Required action: Extract every record, exactly as written, and ignore the pictures.

Saved entries:
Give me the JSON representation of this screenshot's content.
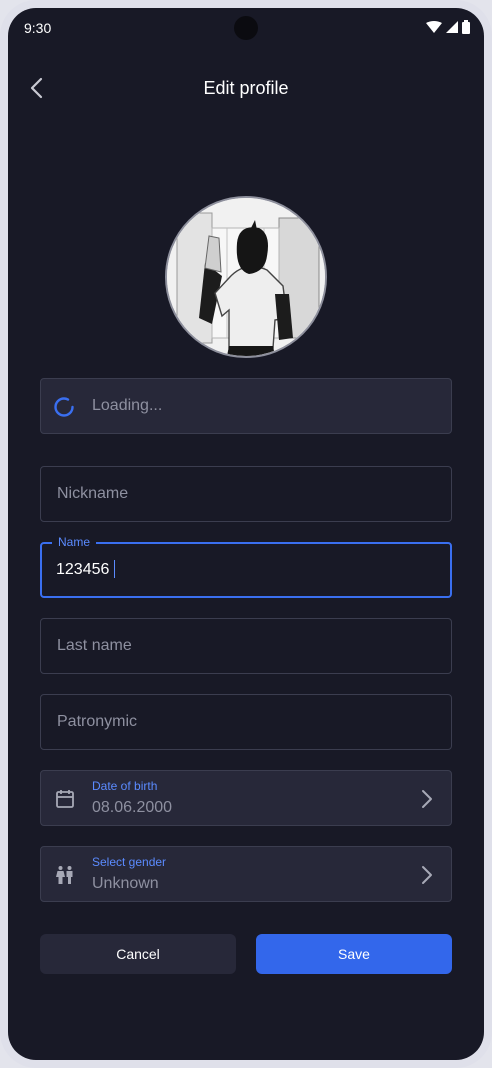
{
  "status_bar": {
    "time": "9:30"
  },
  "header": {
    "title": "Edit profile"
  },
  "loading_field": {
    "text": "Loading..."
  },
  "fields": {
    "nickname": {
      "placeholder": "Nickname",
      "value": ""
    },
    "name": {
      "label": "Name",
      "value": "123456"
    },
    "last_name": {
      "placeholder": "Last name",
      "value": ""
    },
    "patronymic": {
      "placeholder": "Patronymic",
      "value": ""
    }
  },
  "date_of_birth": {
    "label": "Date of birth",
    "value": "08.06.2000",
    "icon": "calendar-icon"
  },
  "gender": {
    "label": "Select gender",
    "value": "Unknown",
    "icon": "gender-icon"
  },
  "actions": {
    "cancel_label": "Cancel",
    "save_label": "Save"
  },
  "colors": {
    "background": "#181926",
    "accent": "#3367eb",
    "field_fill": "#272839"
  }
}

Result below:
Give me the JSON representation of this screenshot's content.
{
  "status_bar": {
    "time": "9:30"
  },
  "header": {
    "title": "Edit profile"
  },
  "loading_field": {
    "text": "Loading..."
  },
  "fields": {
    "nickname": {
      "placeholder": "Nickname",
      "value": ""
    },
    "name": {
      "label": "Name",
      "value": "123456"
    },
    "last_name": {
      "placeholder": "Last name",
      "value": ""
    },
    "patronymic": {
      "placeholder": "Patronymic",
      "value": ""
    }
  },
  "date_of_birth": {
    "label": "Date of birth",
    "value": "08.06.2000",
    "icon": "calendar-icon"
  },
  "gender": {
    "label": "Select gender",
    "value": "Unknown",
    "icon": "gender-icon"
  },
  "actions": {
    "cancel_label": "Cancel",
    "save_label": "Save"
  },
  "colors": {
    "background": "#181926",
    "accent": "#3367eb",
    "field_fill": "#272839"
  }
}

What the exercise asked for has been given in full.